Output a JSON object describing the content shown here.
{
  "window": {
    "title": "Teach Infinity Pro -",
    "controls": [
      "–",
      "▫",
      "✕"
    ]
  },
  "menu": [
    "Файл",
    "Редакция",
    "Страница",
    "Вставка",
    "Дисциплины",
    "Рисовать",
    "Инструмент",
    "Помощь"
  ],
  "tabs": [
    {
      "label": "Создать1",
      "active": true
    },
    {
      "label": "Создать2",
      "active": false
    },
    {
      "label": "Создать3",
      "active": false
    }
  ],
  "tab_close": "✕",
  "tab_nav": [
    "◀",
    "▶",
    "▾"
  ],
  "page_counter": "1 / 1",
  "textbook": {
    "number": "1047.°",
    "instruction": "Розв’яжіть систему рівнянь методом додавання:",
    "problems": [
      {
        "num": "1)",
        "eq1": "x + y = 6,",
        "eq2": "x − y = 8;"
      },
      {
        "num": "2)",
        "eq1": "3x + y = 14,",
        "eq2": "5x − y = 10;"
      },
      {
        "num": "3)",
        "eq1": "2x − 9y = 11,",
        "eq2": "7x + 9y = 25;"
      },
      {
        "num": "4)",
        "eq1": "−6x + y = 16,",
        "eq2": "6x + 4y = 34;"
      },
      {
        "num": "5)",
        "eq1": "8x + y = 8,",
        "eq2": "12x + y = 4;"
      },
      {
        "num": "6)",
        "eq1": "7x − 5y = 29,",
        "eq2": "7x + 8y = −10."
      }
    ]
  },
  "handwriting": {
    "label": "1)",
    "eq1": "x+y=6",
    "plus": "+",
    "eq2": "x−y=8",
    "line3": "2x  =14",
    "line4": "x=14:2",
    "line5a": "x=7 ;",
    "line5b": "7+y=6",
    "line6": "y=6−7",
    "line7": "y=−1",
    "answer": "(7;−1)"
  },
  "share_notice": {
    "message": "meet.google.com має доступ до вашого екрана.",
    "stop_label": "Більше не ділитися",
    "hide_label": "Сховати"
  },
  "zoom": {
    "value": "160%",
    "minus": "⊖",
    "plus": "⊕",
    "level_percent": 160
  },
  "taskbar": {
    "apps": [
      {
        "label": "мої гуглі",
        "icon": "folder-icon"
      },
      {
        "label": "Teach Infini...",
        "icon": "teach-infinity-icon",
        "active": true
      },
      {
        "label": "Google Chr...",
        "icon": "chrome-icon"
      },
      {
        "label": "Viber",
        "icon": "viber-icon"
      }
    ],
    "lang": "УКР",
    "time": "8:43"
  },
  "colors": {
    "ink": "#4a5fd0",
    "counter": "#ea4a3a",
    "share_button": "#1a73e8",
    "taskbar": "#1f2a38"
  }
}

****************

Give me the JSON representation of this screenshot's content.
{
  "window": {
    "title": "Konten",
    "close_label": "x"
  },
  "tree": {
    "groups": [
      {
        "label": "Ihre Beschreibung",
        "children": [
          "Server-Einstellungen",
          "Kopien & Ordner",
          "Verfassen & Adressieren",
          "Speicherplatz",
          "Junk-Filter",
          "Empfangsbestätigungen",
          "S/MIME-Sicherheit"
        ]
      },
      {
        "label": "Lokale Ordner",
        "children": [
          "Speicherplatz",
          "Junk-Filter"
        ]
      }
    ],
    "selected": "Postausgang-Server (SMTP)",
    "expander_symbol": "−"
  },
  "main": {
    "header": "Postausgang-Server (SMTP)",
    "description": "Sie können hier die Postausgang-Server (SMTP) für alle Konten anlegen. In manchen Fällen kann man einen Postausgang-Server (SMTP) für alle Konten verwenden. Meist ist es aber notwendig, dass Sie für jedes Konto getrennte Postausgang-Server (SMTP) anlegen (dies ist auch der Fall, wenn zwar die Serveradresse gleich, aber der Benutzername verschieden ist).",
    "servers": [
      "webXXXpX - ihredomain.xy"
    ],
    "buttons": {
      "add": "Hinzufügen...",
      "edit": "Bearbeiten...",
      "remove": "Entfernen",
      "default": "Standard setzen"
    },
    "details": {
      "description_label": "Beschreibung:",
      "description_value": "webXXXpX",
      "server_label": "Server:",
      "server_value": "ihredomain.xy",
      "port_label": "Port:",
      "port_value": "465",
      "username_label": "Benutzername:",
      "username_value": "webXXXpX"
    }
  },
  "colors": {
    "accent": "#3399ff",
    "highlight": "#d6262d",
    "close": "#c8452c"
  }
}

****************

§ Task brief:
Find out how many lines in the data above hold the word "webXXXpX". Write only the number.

§ Answer for the task:
3